All of this changes how we think of GDP growth. We have been trained to see exponentially rising GDP as a proxy for human progress. But it’s not quite so simple. We need to retrain our eyes. It’s like looking at one of those pictures that seems like an ordinary two-dimensional pattern, but when you change your focus and look more deeply then suddenly a new three-dimensional image comes into view. A more holistic way of thinking about growth is to recognise that it is broadly equivalent to the rate at which our economy is metabolising the living world. This is not a problem, in and of itself; but past a certain point – which, as we will see, rich nations have long since surpassed – it becomes extremely destructive. Under capitalism, the rate of growth is the rate at which nature is being commodified and roped into circuits of accumulation. That we have come to rely on this as our primary indicator of progress reveals the extent to which we have come to see the world from the perspective of capital rather than from the perspective of life. Indeed, there is a bitter irony to the fact that we have been persuaded to use the word ‘growth’ to describe what has now become primarily a process of breakdown.
We can see this acceleration reflected in the breathtaking speed at which GDP has shot up over the past century. But it would be a mistake to see this growth as driven by fossil fuels and technology. It has been facilitated by fossil fuels and technology, yes; but we have to ask ourselves: what is the deeper motivation, as it were, that propels capitalist growth?
“Capitalism can no more be ‘persuaded’ to limit growth than a human being can be ‘persuaded’ to stop breathing.”
The point here is that the Industrial Revolution – and Europe’s industrial growth – did not emerge ex nihilo. It hinged on commodities that were produced by slaves, on lands stolen from colonised peoples, and processed in factories staffed by European peasants who had been forcibly dispossessed by enclosure. We tend to think of these as separate processes, but they all operated with the same underlying logic. Enclosure was a process of internal colonisation, and colonisation was a process of enclosure. Europe’s peasants were dispossessed from their lands just as Indigenous Americans were (although, notably, the latter were treated much worse, excluded from the realm of rights, and even humanity, altogether). And the slave trade is nothing if not the enclosure and colonisation of bodies – bodies that were appropriated for the sake of surplus accumulation just as land was, and treated as property in the same way.
It might be tempting to downplay these moments of violence as mere aberrations in the history of capitalism. But they are not. They are the foundations of it. Growth has always relied on processes of colonisation.

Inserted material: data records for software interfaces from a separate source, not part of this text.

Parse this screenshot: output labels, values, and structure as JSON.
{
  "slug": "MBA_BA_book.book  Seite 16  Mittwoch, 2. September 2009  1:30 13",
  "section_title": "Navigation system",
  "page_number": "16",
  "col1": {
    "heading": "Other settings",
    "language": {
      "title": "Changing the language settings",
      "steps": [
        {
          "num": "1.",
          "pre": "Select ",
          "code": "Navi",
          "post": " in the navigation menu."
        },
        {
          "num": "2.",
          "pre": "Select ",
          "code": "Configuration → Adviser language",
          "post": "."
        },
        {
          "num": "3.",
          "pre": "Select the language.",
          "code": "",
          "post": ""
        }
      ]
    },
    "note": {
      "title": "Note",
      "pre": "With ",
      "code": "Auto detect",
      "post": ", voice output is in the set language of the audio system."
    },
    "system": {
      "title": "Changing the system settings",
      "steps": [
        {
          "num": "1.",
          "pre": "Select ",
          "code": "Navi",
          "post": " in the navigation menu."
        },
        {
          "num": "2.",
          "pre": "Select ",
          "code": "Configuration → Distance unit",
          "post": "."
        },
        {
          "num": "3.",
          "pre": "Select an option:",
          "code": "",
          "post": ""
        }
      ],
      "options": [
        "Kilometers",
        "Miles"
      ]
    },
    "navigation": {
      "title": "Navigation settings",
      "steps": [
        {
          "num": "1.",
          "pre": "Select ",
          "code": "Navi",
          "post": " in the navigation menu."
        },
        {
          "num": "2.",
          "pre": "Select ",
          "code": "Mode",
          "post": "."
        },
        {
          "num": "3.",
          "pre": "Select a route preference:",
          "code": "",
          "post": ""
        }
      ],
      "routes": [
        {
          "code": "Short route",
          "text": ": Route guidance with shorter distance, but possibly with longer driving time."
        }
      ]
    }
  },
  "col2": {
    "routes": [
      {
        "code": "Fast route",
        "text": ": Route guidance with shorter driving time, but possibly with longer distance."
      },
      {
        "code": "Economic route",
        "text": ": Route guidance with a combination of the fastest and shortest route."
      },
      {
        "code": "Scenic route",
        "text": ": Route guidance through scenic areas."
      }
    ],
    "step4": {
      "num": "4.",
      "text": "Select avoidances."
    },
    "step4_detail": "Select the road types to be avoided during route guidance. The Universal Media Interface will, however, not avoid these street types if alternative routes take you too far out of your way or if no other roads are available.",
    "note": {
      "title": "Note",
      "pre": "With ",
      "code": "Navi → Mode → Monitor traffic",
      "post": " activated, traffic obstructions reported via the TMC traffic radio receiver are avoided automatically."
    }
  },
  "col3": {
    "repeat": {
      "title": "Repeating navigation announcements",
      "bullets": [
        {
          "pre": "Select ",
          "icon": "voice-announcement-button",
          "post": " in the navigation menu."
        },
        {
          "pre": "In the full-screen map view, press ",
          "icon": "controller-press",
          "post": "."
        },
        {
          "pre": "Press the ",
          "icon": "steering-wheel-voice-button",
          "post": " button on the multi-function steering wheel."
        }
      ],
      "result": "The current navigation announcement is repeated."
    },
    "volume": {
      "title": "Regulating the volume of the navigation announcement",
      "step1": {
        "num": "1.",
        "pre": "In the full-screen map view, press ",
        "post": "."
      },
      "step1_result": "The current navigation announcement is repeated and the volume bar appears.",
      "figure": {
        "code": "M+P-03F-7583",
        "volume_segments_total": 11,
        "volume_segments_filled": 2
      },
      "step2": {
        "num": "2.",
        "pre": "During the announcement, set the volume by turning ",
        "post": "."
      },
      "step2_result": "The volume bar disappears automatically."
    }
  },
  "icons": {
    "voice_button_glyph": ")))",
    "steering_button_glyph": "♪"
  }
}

Keeping free time scarce means people pay a lot more for convenience, gratification, and any other relief they can buy. It keeps them watching television, and its commercials. It keeps them unambitious outside of work.
We’ve been led into a culture that has been engineered to leave us tired, hungry for indulgence, willing to pay a lot for convenience and entertainment, and most importantly, vaguely dissatisfied with our lives so that we continue wanting things we don’t have. We buy so much because it always seems like something is still missing.
Western economies, particularly that of the United States, have been built in a very calculated manner on gratification, addiction, and unnecessary spending. We spend to cheer ourselves up, to reward ourselves, to celebrate, to fix problems, to elevate our status, and to alleviate boredom.
David Cain, Your Lifestyle Has Already Been Designed
“The fact we can sit down and eat a piece of chicken without thinking about the horrendous conditions under which chickens are bred is a sign of the dangers of capitalism. How capitalism has colonized our minds.” — Angela Davis